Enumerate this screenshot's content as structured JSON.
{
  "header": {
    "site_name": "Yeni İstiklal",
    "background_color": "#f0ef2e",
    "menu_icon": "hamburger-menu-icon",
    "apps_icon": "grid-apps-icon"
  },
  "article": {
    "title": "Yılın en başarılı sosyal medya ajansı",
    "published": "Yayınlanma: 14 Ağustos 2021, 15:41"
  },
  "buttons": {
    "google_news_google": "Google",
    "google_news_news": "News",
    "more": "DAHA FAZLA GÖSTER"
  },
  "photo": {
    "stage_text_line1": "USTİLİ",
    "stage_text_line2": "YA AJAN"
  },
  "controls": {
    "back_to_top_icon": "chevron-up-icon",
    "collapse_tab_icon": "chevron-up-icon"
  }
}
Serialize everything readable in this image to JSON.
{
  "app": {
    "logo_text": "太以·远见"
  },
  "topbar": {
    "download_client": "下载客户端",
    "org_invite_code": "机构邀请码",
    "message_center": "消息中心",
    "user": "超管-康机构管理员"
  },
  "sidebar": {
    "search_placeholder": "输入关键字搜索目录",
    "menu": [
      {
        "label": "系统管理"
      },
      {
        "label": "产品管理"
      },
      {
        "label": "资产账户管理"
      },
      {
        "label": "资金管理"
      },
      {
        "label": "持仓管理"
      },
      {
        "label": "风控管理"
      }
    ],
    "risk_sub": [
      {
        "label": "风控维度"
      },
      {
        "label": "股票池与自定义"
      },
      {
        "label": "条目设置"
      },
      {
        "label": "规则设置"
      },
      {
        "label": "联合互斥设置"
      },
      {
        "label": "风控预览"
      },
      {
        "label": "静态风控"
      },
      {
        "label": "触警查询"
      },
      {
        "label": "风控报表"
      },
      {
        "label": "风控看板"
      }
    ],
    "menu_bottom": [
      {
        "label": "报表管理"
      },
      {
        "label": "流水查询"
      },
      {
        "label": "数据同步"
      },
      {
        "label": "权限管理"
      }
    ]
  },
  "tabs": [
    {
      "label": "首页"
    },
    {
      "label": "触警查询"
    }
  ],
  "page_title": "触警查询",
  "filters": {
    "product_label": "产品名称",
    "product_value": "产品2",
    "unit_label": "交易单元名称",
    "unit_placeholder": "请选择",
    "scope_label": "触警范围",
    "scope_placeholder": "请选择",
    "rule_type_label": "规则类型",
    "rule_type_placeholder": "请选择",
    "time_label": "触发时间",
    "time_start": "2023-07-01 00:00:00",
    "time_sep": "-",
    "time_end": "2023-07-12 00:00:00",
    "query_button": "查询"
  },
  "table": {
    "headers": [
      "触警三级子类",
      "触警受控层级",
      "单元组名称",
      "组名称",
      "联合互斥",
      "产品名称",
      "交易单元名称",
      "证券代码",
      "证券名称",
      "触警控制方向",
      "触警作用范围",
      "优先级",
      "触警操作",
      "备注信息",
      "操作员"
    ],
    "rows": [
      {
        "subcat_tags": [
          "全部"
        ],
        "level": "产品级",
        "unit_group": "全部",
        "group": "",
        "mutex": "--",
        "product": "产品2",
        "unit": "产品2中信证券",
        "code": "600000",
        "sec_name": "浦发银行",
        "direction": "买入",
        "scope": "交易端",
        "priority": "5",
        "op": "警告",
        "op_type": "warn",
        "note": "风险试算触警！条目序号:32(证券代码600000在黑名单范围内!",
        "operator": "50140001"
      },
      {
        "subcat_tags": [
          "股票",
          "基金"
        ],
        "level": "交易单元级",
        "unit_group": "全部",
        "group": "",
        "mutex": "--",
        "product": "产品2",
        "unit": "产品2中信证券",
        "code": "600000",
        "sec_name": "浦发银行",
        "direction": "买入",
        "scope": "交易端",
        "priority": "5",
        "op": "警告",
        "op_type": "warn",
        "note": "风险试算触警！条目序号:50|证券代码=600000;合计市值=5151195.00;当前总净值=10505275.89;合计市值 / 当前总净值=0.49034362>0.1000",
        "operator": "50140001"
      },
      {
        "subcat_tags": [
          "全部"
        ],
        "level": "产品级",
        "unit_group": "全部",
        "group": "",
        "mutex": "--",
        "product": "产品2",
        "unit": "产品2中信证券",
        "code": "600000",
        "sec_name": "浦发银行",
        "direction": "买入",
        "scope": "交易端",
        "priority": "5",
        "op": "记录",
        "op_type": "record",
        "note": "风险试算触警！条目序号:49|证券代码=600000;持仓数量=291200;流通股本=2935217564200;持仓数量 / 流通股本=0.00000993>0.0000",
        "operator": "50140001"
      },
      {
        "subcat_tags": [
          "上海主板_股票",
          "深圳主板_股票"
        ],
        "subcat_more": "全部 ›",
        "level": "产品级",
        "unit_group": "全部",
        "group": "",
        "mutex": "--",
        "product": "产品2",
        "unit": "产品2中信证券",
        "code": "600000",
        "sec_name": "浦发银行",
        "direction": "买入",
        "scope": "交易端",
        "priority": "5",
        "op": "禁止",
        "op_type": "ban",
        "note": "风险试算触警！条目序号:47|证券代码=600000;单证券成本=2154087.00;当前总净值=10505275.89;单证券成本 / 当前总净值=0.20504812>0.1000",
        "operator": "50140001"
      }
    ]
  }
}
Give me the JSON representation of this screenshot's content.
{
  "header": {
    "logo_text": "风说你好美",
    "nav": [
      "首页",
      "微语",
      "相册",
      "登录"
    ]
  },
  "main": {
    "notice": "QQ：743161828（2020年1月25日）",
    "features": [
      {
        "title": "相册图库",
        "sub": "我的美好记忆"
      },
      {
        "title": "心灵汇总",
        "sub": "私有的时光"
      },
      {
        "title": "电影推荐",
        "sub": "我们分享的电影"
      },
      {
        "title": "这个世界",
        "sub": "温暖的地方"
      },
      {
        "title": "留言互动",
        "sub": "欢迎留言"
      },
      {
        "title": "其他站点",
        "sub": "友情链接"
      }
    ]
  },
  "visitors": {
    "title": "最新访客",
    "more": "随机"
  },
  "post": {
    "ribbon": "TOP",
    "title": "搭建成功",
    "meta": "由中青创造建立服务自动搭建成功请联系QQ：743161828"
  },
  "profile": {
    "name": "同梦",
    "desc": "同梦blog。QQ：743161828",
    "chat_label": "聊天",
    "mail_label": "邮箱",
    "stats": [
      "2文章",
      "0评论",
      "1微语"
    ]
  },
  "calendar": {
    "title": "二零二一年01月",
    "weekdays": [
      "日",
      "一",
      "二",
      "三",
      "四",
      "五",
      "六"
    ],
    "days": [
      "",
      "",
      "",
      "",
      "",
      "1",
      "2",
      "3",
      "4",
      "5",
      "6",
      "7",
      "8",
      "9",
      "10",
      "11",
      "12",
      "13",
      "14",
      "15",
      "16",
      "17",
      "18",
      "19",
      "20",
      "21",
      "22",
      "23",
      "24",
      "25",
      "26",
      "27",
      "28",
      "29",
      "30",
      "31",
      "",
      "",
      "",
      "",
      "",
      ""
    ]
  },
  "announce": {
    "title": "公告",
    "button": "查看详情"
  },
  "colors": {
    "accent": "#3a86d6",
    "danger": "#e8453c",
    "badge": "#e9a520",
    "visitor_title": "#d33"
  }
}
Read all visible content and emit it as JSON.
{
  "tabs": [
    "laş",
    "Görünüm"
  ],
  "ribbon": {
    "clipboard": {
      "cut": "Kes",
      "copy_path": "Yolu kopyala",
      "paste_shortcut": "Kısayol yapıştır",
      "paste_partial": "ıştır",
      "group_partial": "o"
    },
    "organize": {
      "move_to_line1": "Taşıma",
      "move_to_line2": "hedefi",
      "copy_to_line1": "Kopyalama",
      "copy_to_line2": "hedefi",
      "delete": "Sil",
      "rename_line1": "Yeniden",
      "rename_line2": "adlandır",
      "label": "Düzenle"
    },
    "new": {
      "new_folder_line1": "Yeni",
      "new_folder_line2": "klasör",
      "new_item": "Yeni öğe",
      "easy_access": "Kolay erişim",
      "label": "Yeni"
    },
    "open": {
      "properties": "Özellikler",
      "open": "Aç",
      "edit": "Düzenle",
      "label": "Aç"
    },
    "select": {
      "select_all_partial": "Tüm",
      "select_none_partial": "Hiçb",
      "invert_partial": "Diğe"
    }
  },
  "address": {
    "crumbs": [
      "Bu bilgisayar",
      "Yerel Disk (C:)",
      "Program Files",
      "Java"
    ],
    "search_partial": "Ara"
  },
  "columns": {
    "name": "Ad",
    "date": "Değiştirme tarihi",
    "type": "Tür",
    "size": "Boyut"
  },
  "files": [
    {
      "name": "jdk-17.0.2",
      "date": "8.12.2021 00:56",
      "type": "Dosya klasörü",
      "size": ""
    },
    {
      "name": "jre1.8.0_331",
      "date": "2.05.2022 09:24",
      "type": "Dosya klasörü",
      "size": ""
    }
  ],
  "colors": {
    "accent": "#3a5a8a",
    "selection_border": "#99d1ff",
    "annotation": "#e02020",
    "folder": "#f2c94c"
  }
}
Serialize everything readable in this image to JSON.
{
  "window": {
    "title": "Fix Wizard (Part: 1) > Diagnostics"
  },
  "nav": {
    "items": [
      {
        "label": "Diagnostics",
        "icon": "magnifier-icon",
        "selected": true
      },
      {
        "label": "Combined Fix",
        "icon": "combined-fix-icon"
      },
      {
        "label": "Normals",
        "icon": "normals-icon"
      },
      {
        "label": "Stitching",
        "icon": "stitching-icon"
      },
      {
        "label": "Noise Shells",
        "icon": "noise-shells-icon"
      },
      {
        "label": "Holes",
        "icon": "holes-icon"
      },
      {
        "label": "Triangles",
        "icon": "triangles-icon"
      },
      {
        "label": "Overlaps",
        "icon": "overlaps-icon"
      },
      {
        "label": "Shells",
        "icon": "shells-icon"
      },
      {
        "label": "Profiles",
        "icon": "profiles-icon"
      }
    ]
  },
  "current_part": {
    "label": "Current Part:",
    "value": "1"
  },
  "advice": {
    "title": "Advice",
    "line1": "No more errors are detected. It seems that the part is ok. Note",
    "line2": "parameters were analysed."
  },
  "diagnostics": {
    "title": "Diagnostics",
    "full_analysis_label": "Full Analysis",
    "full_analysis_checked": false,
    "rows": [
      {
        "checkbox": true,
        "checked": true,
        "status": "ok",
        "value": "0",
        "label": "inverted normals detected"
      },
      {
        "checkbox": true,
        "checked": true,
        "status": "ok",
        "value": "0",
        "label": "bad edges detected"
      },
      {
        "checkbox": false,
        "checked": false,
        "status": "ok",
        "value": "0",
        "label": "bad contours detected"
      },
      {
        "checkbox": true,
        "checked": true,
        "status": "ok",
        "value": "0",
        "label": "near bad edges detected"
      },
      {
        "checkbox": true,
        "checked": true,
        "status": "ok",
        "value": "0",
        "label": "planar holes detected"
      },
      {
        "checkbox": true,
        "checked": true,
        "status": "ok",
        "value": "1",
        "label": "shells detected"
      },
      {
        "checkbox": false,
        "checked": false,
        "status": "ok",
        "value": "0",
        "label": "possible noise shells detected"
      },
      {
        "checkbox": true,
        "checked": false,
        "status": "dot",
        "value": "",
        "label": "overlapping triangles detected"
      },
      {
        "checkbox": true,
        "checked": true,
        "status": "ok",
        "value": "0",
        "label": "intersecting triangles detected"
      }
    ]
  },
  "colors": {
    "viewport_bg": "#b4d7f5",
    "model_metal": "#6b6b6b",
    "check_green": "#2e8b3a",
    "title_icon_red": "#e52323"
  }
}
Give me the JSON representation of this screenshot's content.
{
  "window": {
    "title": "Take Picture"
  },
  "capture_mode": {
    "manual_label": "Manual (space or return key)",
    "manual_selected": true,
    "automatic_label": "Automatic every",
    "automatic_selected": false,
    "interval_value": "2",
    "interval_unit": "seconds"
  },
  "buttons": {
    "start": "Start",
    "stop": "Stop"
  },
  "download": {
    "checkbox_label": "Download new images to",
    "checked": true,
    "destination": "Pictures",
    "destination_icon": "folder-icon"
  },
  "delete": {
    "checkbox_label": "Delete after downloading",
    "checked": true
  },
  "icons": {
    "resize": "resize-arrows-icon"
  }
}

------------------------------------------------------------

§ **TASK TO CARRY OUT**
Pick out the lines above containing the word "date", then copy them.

§ **OUTPUT FOR THIS EXERCISE**
    "date": "Değiştirme tarihi",
      "date": "8.12.2021 00:56",
      "date": "2.05.2022 09:24",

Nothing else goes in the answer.